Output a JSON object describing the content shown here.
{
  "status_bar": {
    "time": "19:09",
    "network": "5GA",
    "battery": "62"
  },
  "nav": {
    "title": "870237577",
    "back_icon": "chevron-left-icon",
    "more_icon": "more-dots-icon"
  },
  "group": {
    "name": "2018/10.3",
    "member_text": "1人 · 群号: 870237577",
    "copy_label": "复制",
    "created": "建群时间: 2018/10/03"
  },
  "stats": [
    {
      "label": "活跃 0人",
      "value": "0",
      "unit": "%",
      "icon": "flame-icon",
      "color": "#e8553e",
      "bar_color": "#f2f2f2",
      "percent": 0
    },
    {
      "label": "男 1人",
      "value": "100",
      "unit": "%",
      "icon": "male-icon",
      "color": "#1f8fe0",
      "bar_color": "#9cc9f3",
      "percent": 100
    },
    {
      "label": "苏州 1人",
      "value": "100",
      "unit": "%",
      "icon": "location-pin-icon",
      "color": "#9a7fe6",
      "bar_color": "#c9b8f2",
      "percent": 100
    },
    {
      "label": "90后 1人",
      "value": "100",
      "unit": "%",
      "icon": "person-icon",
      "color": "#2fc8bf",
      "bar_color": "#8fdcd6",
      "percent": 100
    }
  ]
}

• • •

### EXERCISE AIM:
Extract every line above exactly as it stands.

### RESULT:
Output a JSON object describing the content shown here.
{
  "status_bar": {
    "time": "19:09",
    "network": "5GA",
    "battery": "62"
  },
  "nav": {
    "title": "870237577",
    "back_icon": "chevron-left-icon",
    "more_icon": "more-dots-icon"
  },
  "group": {
    "name": "2018/10.3",
    "member_text": "1人 · 群号: 870237577",
    "copy_label": "复制",
    "created": "建群时间: 2018/10/03"
  },
  "stats": [
    {
      "label": "活跃 0人",
      "value": "0",
      "unit": "%",
      "icon": "flame-icon",
      "color": "#e8553e",
      "bar_color": "#f2f2f2",
      "percent": 0
    },
    {
      "label": "男 1人",
      "value": "100",
      "unit": "%",
      "icon": "male-icon",
      "color": "#1f8fe0",
      "bar_color": "#9cc9f3",
      "percent": 100
    },
    {
      "label": "苏州 1人",
      "value": "100",
      "unit": "%",
      "icon": "location-pin-icon",
      "color": "#9a7fe6",
      "bar_color": "#c9b8f2",
      "percent": 100
    },
    {
      "label": "90后 1人",
      "value": "100",
      "unit": "%",
      "icon": "person-icon",
      "color": "#2fc8bf",
      "bar_color": "#8fdcd6",
      "percent": 100
    }
  ]
}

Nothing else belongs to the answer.